- Work required -
Copy each entry exactly, leaving nothing out.
Data START
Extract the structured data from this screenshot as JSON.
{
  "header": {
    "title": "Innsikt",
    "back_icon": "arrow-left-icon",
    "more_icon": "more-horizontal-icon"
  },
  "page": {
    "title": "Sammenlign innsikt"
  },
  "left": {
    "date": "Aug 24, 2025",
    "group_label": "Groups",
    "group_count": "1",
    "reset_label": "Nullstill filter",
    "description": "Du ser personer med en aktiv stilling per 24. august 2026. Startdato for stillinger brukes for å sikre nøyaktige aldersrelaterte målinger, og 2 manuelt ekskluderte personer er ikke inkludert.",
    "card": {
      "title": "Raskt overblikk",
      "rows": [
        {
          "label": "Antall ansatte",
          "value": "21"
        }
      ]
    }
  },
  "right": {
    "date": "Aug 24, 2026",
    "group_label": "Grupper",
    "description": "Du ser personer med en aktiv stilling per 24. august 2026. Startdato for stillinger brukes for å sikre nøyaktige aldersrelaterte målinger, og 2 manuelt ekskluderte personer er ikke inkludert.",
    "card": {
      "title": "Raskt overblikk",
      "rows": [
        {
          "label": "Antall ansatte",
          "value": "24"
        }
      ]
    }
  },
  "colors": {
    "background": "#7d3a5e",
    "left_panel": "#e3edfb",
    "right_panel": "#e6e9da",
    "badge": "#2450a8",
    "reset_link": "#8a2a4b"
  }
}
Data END
- Written solution -
Extract the structured data from this screenshot as JSON.
{
  "header": {
    "title": "Innsikt",
    "back_icon": "arrow-left-icon",
    "more_icon": "more-horizontal-icon"
  },
  "page": {
    "title": "Sammenlign innsikt"
  },
  "left": {
    "date": "Aug 24, 2025",
    "group_label": "Groups",
    "group_count": "1",
    "reset_label": "Nullstill filter",
    "description": "Du ser personer med en aktiv stilling per 24. august 2026. Startdato for stillinger brukes for å sikre nøyaktige aldersrelaterte målinger, og 2 manuelt ekskluderte personer er ikke inkludert.",
    "card": {
      "title": "Raskt overblikk",
      "rows": [
        {
          "label": "Antall ansatte",
          "value": "21"
        }
      ]
    }
  },
  "right": {
    "date": "Aug 24, 2026",
    "group_label": "Grupper",
    "description": "Du ser personer med en aktiv stilling per 24. august 2026. Startdato for stillinger brukes for å sikre nøyaktige aldersrelaterte målinger, og 2 manuelt ekskluderte personer er ikke inkludert.",
    "card": {
      "title": "Raskt overblikk",
      "rows": [
        {
          "label": "Antall ansatte",
          "value": "24"
        }
      ]
    }
  },
  "colors": {
    "background": "#7d3a5e",
    "left_panel": "#e3edfb",
    "right_panel": "#e6e9da",
    "badge": "#2450a8",
    "reset_link": "#8a2a4b"
  }
}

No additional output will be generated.